- Check with the magnifying glass the shape of the pellets. The feces will be 6-sided granular shape.
- Also the color of frass grains will vary slightly and the saw dust elements will be equal in shade.
- Just think for a minute “why there could be any sawdust here?” and if the answer is “no reason”, then you might be looking at frass.Here you can learn more information about the signs of termites outside and in the house: in walls or wooden items.
The individual swarmers found around the windows, in spider webs or anywhere else around the house are an indication of the infestation, as well as the shed wings. The problem with it is that the presence of the alates means a fully grown colony nearby and basically shows that you already skipped the best moment to prevent the drywood termite damage.
If you suspect any damaged wood in your house it’s very easy to check. Tap on the wooden structures with the end of the screwdriver and if you hear a hollow sound – you’ve found what you were searching for.
To inspect the house properly for the signs of infestation prepare to spend a lot of time.
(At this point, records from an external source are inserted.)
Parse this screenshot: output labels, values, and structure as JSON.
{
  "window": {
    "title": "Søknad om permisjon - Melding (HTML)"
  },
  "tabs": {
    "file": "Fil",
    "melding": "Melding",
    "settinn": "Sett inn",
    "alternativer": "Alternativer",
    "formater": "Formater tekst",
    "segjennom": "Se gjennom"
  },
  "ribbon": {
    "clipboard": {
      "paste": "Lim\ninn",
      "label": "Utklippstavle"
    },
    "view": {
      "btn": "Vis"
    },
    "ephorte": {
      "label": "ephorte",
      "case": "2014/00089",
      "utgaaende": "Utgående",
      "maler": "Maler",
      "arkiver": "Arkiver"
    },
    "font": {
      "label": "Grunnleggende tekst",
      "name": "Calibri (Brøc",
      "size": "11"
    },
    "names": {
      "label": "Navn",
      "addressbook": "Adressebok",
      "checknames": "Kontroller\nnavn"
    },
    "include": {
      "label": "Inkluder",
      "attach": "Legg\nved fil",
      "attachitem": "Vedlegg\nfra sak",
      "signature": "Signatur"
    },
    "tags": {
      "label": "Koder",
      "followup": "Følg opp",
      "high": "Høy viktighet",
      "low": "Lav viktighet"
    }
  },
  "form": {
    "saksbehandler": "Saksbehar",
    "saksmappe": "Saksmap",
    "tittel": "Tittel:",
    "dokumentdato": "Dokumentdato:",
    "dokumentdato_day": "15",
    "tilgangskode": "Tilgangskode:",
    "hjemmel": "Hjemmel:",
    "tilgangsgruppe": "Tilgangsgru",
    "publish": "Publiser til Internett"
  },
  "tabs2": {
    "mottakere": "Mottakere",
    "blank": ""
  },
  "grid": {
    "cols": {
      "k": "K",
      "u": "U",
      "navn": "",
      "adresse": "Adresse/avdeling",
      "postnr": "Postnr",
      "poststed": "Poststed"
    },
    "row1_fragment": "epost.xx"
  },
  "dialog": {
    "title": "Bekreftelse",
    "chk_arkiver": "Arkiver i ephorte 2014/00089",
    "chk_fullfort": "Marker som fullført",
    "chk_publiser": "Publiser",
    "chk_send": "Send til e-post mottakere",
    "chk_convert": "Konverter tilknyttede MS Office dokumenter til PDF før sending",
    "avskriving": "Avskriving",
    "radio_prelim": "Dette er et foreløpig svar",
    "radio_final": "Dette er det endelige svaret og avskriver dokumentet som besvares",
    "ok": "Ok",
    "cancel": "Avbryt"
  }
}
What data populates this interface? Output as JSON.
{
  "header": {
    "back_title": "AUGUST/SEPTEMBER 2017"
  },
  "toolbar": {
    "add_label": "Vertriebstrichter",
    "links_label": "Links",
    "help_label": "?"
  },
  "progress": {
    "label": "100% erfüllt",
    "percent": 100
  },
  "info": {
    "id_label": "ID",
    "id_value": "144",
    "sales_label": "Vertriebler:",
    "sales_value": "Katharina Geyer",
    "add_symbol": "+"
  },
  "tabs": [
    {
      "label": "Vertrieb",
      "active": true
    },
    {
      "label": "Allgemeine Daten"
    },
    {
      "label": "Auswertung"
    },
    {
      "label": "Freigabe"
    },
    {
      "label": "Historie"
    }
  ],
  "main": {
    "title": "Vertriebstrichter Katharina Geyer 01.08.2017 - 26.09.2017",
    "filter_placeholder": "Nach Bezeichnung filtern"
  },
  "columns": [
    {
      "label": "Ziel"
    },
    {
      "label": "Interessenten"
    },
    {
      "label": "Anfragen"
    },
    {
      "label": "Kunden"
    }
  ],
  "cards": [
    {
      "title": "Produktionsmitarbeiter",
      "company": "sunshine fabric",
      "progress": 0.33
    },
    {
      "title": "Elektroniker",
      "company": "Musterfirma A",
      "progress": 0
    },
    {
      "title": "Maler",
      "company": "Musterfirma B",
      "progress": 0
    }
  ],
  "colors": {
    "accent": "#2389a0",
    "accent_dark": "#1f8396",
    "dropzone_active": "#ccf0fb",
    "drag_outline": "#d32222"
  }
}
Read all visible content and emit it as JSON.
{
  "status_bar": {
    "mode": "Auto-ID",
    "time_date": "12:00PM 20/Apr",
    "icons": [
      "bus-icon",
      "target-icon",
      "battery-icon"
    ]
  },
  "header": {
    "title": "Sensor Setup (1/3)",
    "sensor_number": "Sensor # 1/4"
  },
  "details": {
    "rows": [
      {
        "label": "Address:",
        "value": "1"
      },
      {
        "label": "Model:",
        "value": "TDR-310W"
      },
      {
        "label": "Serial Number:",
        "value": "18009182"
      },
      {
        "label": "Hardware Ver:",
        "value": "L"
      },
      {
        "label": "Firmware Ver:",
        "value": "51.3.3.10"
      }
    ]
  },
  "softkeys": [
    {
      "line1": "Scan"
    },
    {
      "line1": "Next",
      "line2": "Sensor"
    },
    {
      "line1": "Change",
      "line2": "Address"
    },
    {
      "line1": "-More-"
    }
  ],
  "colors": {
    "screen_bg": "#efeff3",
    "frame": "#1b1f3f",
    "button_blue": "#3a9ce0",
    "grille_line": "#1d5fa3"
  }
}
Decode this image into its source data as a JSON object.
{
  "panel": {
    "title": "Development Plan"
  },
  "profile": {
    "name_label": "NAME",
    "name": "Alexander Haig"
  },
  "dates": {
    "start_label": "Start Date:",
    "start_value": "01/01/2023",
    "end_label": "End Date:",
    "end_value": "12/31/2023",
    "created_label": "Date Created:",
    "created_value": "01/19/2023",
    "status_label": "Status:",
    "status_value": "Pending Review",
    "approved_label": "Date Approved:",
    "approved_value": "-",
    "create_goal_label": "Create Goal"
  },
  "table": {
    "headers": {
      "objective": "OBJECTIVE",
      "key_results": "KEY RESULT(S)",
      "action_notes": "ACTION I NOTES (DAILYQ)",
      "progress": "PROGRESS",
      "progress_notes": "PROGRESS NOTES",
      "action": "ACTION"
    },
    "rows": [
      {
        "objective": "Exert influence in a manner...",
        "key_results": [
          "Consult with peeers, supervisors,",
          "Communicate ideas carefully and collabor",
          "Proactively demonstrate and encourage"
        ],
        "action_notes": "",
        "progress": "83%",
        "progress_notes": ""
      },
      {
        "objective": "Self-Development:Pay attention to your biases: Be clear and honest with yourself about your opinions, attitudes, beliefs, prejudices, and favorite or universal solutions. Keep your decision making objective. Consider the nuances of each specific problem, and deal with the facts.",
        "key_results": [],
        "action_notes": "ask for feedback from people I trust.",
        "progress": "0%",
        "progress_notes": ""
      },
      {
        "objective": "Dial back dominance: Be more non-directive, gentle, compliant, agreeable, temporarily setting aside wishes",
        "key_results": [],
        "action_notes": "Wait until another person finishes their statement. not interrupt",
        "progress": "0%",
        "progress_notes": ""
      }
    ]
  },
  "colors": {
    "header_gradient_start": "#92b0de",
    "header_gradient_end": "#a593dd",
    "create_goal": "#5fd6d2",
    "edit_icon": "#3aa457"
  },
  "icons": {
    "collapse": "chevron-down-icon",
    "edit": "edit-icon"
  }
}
You will need to check every wooden surface outside and inside the house, do not discard any places, even such as closed drawers or the back panels of the cupboard or a dresser.
Sometimes the infested wood surface might look blistered if it was painted, but mostly there’ll be no outer signs.
If you found an area damaged by termites, tap on the boards following the hollows until the hard wood starts again. Often removing the infested wood or burning termite-eaten furniture is all you need to do to get rid of the termites’ colony within your house.
How to prevent drywood termites? Generally, you have three options for treatment for drywood termites:
- No action (if the area and damage is small).
- Wood replacement or spot treatment.
If the first two can be done all by yourself, the last one will require help from a professional pest control specialist, so what you have to do is to find a reputable organization nearby and keep it in your contact list.Important! Having a contract with the pest control office can get your house checked every now and then without extra payment.
In this video you will see some drywood termite prevention measures:
Drywood termites can create a lot of problems, but as the size of the colony usually isn’t too big, the destruction they cause is quite local and can be managed or even prevented.
All you have to do is to keep it under check and don’t let the situation go out of control and you will win your war against insects without any active battle.